What you need to do:
Go through the entries below and count the lines where "this" occurs. Give nothing but that number.

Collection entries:
☆ ☆ ☆

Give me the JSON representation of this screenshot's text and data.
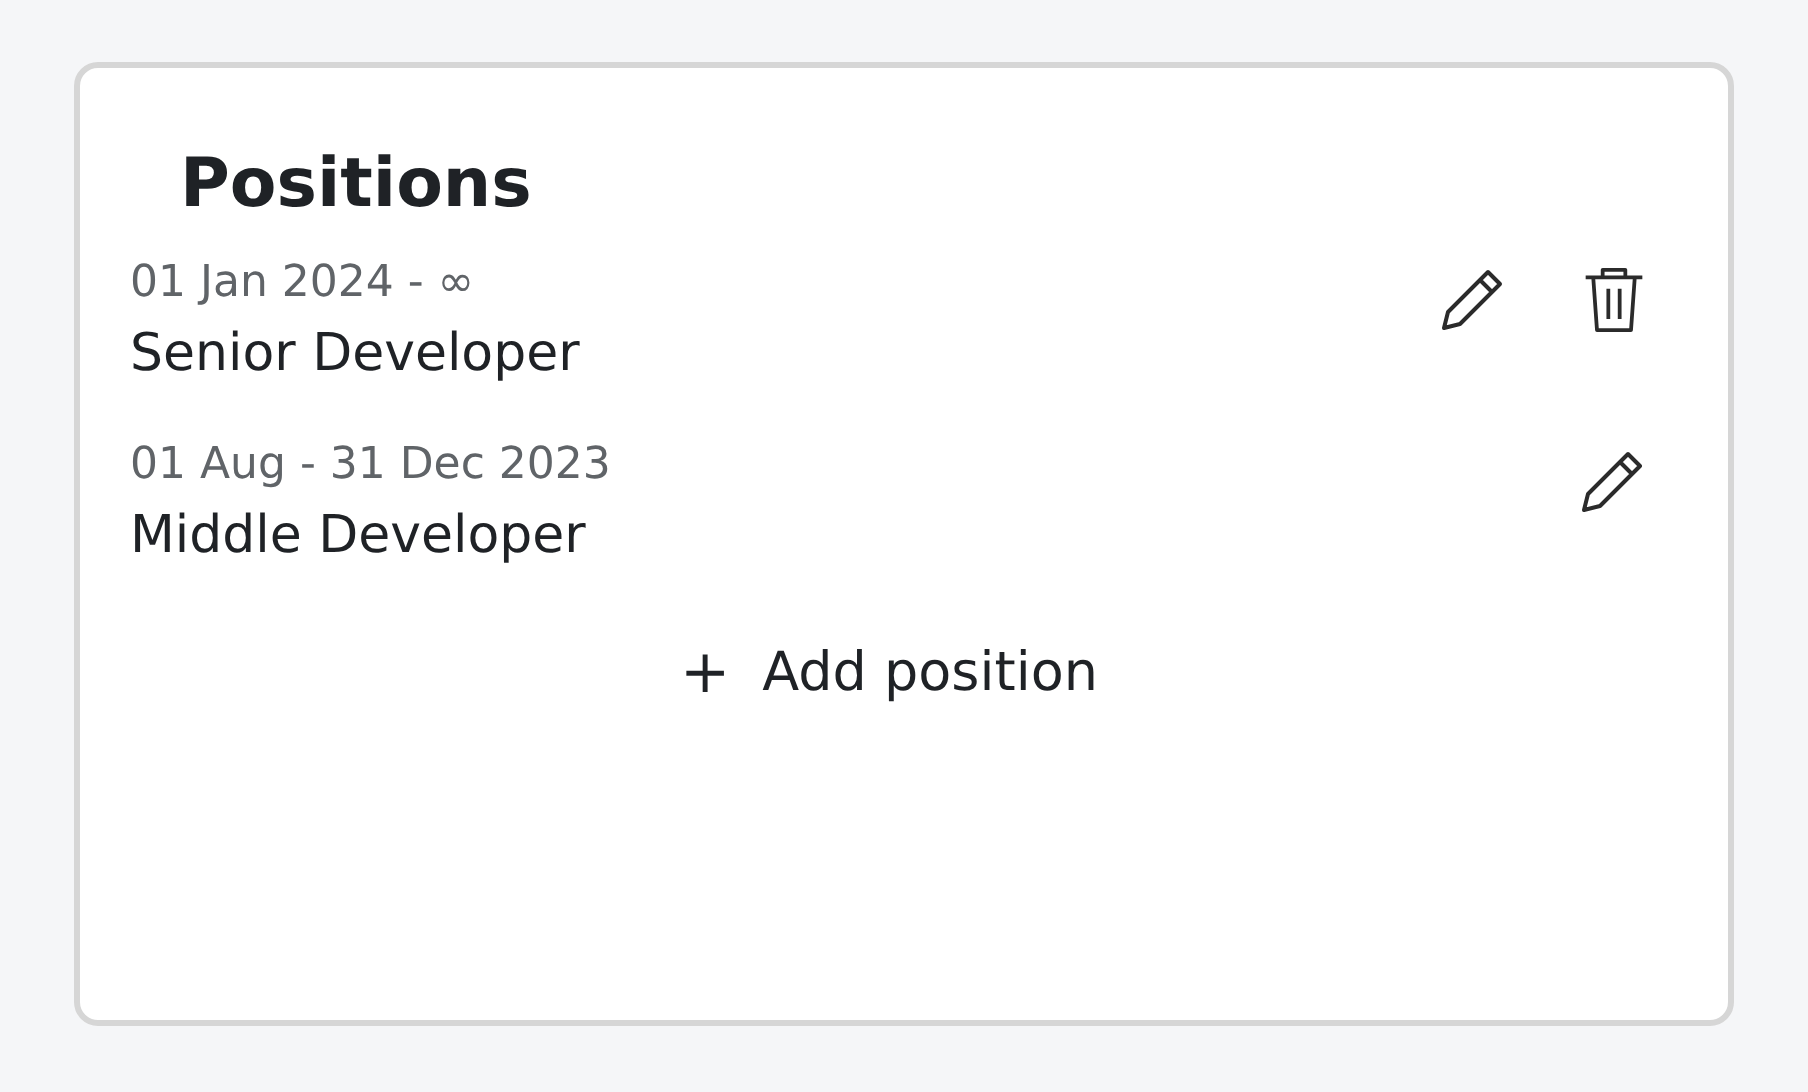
{
  "card": {
    "title": "Positions"
  },
  "positions": [
    {
      "period": "01 Jan 2024 - ∞",
      "title": "Senior Developer",
      "editable": true,
      "deletable": true
    },
    {
      "period": "01 Aug - 31 Dec 2023",
      "title": "Middle Developer",
      "editable": true,
      "deletable": false
    }
  ],
  "add_button": {
    "icon": "+",
    "label": "Add position"
  }
}
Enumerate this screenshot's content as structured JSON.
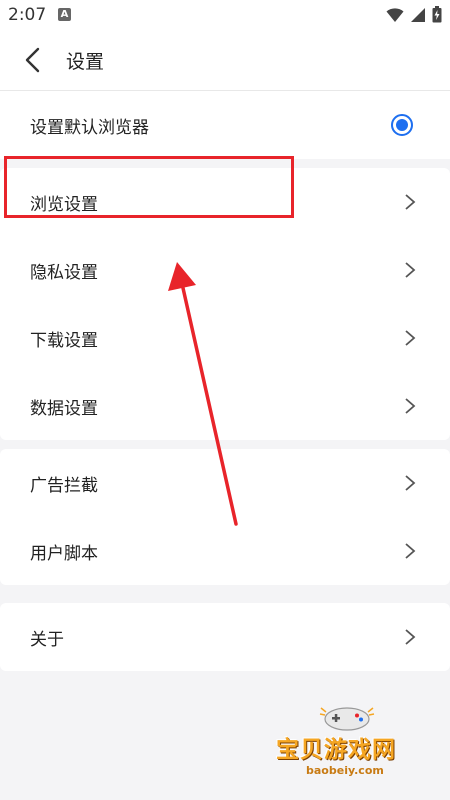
{
  "status_bar": {
    "time": "2:07",
    "badge": "A"
  },
  "header": {
    "title": "设置"
  },
  "sections": [
    {
      "items": [
        {
          "label": "设置默认浏览器",
          "control": "radio",
          "checked": true
        }
      ]
    },
    {
      "items": [
        {
          "label": "浏览设置",
          "control": "chevron"
        },
        {
          "label": "隐私设置",
          "control": "chevron"
        },
        {
          "label": "下载设置",
          "control": "chevron"
        },
        {
          "label": "数据设置",
          "control": "chevron"
        }
      ]
    },
    {
      "items": [
        {
          "label": "广告拦截",
          "control": "chevron"
        },
        {
          "label": "用户脚本",
          "control": "chevron"
        }
      ]
    },
    {
      "items": [
        {
          "label": "关于",
          "control": "chevron"
        }
      ]
    }
  ],
  "annotation": {
    "highlight_color": "#e8242a",
    "highlight_target": "浏览设置"
  },
  "watermark": {
    "text": "宝贝游戏网",
    "url": "baobeiy.com"
  },
  "colors": {
    "accent": "#1e6ff0",
    "background": "#f4f4f6"
  }
}
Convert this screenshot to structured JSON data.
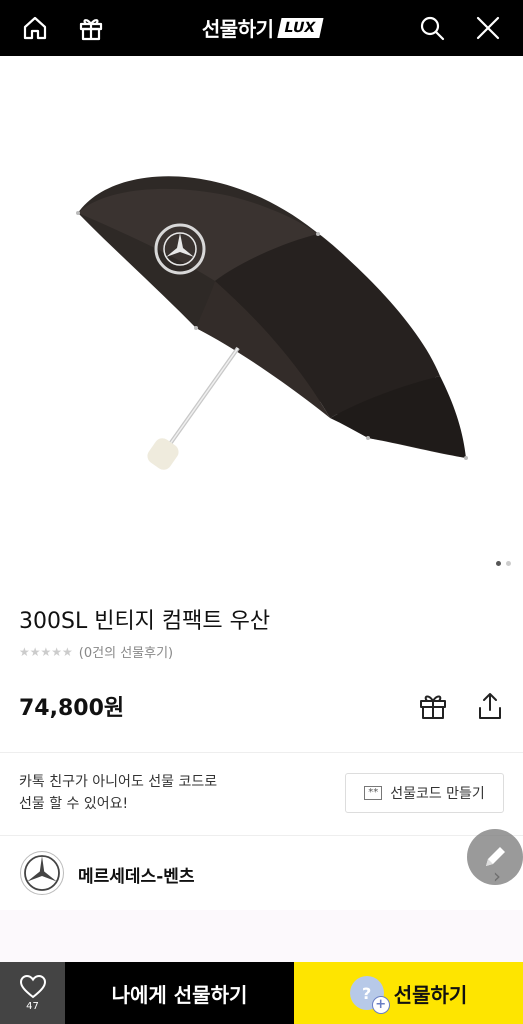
{
  "header": {
    "brand_name": "선물하기",
    "brand_badge": "LUX"
  },
  "icons": {
    "home": "home-icon",
    "gift": "gift-icon",
    "search": "search-icon",
    "close": "close-icon"
  },
  "gallery": {
    "slides": 2,
    "active": 1
  },
  "product": {
    "title": "300SL 빈티지 컴팩트 우산",
    "rating_stars": 0,
    "review_text": "(0건의 선물후기)",
    "price": "74,800원"
  },
  "gift_code": {
    "line1": "카톡 친구가 아니어도 선물 코드로",
    "line2": "선물 할 수 있어요!",
    "button_tag": "**",
    "button_label": "선물코드 만들기"
  },
  "brand": {
    "name": "메르세데스-벤츠"
  },
  "bottom_bar": {
    "like_count": "47",
    "self_gift_label": "나에게 선물하기",
    "gift_label": "선물하기",
    "avatar_glyph": "?",
    "avatar_plus": "+"
  },
  "colors": {
    "header_bg": "#000000",
    "accent_yellow": "#fee500",
    "like_bg": "#444444"
  }
}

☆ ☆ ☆

Final answer:
3